◆ **WORK INSTRUCTION**
Each entry should be given again exactly, with any image left out.

◆ **Element data from apps and pages**
------

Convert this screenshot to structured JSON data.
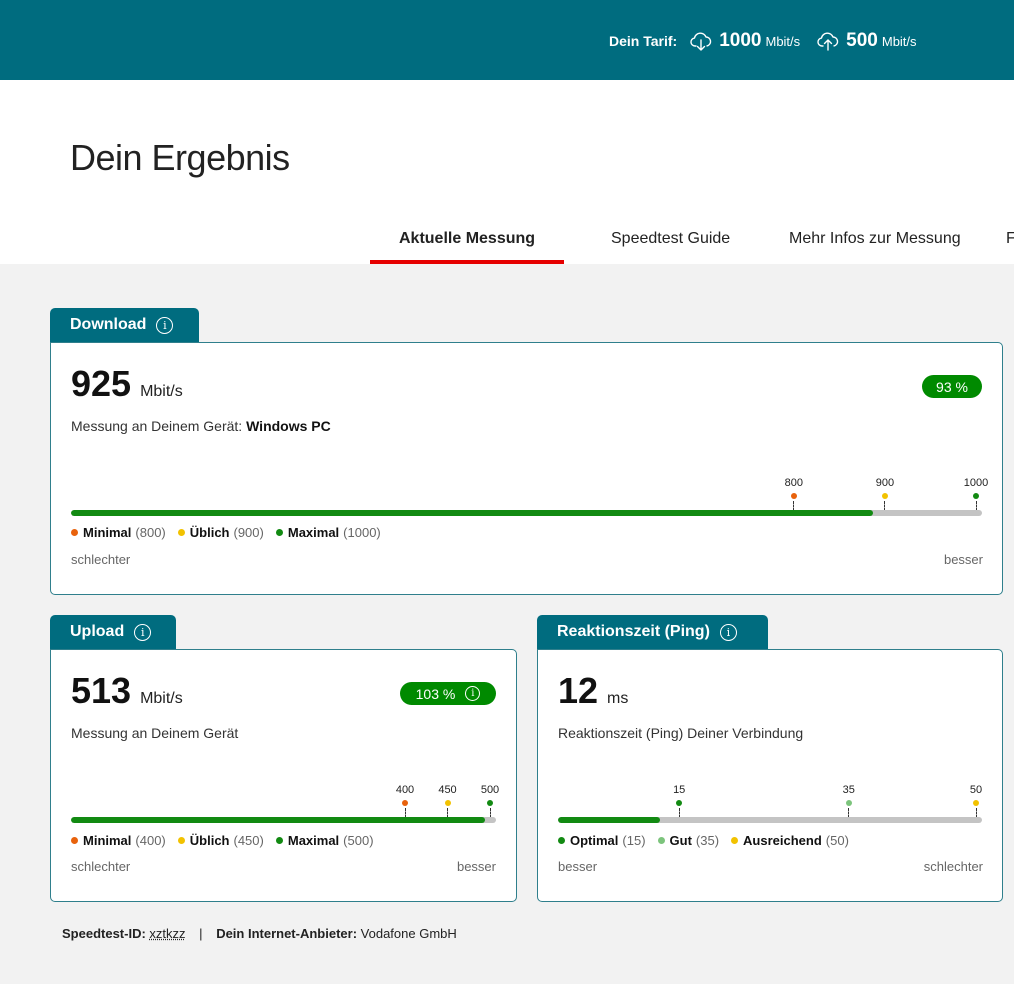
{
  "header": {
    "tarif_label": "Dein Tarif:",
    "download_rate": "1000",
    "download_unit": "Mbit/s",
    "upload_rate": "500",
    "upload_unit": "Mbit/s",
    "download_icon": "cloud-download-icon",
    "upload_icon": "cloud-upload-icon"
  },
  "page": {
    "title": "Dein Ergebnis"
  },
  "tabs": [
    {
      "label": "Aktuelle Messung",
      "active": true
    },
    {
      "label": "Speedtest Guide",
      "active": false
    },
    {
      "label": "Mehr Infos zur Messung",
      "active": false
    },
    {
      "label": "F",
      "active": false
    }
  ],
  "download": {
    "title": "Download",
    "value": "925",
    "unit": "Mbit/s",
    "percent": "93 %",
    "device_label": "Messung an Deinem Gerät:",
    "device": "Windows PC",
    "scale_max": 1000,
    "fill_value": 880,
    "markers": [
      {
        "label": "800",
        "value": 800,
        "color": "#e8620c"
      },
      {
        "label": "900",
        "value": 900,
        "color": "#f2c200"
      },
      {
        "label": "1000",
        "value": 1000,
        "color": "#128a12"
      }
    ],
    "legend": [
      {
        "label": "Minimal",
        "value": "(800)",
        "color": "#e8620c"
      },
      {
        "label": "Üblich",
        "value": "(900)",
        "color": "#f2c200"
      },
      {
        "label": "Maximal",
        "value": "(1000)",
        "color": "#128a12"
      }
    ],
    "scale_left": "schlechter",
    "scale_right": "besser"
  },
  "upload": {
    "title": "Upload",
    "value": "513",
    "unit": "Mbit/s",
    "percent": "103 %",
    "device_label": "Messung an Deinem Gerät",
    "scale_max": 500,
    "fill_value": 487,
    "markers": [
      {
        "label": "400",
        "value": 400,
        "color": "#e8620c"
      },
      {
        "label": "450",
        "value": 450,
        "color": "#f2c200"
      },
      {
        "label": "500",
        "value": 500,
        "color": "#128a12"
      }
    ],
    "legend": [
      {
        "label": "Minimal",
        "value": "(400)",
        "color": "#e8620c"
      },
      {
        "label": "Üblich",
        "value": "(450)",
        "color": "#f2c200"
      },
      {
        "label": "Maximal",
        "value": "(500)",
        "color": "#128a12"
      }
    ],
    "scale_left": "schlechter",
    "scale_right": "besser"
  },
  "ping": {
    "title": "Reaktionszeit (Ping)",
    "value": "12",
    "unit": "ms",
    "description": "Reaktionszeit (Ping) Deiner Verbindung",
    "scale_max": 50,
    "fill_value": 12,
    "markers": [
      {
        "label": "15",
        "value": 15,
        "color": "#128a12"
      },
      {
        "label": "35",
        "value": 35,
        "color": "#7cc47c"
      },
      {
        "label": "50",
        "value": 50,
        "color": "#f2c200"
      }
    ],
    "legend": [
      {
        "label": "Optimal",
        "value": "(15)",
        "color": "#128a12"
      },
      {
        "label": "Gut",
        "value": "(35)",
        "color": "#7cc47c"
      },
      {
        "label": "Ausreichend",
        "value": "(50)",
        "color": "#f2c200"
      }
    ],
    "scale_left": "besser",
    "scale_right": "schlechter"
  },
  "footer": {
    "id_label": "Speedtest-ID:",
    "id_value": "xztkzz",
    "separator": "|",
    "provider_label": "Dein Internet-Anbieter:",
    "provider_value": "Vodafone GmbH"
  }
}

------

◆ **RESPONSE**
Convert this screenshot to structured JSON data.
{
  "header": {
    "tarif_label": "Dein Tarif:",
    "download_rate": "1000",
    "download_unit": "Mbit/s",
    "upload_rate": "500",
    "upload_unit": "Mbit/s",
    "download_icon": "cloud-download-icon",
    "upload_icon": "cloud-upload-icon"
  },
  "page": {
    "title": "Dein Ergebnis"
  },
  "tabs": [
    {
      "label": "Aktuelle Messung",
      "active": true
    },
    {
      "label": "Speedtest Guide",
      "active": false
    },
    {
      "label": "Mehr Infos zur Messung",
      "active": false
    },
    {
      "label": "F",
      "active": false
    }
  ],
  "download": {
    "title": "Download",
    "value": "925",
    "unit": "Mbit/s",
    "percent": "93 %",
    "device_label": "Messung an Deinem Gerät:",
    "device": "Windows PC",
    "scale_max": 1000,
    "fill_value": 880,
    "markers": [
      {
        "label": "800",
        "value": 800,
        "color": "#e8620c"
      },
      {
        "label": "900",
        "value": 900,
        "color": "#f2c200"
      },
      {
        "label": "1000",
        "value": 1000,
        "color": "#128a12"
      }
    ],
    "legend": [
      {
        "label": "Minimal",
        "value": "(800)",
        "color": "#e8620c"
      },
      {
        "label": "Üblich",
        "value": "(900)",
        "color": "#f2c200"
      },
      {
        "label": "Maximal",
        "value": "(1000)",
        "color": "#128a12"
      }
    ],
    "scale_left": "schlechter",
    "scale_right": "besser"
  },
  "upload": {
    "title": "Upload",
    "value": "513",
    "unit": "Mbit/s",
    "percent": "103 %",
    "device_label": "Messung an Deinem Gerät",
    "scale_max": 500,
    "fill_value": 487,
    "markers": [
      {
        "label": "400",
        "value": 400,
        "color": "#e8620c"
      },
      {
        "label": "450",
        "value": 450,
        "color": "#f2c200"
      },
      {
        "label": "500",
        "value": 500,
        "color": "#128a12"
      }
    ],
    "legend": [
      {
        "label": "Minimal",
        "value": "(400)",
        "color": "#e8620c"
      },
      {
        "label": "Üblich",
        "value": "(450)",
        "color": "#f2c200"
      },
      {
        "label": "Maximal",
        "value": "(500)",
        "color": "#128a12"
      }
    ],
    "scale_left": "schlechter",
    "scale_right": "besser"
  },
  "ping": {
    "title": "Reaktionszeit (Ping)",
    "value": "12",
    "unit": "ms",
    "description": "Reaktionszeit (Ping) Deiner Verbindung",
    "scale_max": 50,
    "fill_value": 12,
    "markers": [
      {
        "label": "15",
        "value": 15,
        "color": "#128a12"
      },
      {
        "label": "35",
        "value": 35,
        "color": "#7cc47c"
      },
      {
        "label": "50",
        "value": 50,
        "color": "#f2c200"
      }
    ],
    "legend": [
      {
        "label": "Optimal",
        "value": "(15)",
        "color": "#128a12"
      },
      {
        "label": "Gut",
        "value": "(35)",
        "color": "#7cc47c"
      },
      {
        "label": "Ausreichend",
        "value": "(50)",
        "color": "#f2c200"
      }
    ],
    "scale_left": "besser",
    "scale_right": "schlechter"
  },
  "footer": {
    "id_label": "Speedtest-ID:",
    "id_value": "xztkzz",
    "separator": "|",
    "provider_label": "Dein Internet-Anbieter:",
    "provider_value": "Vodafone GmbH"
  }
}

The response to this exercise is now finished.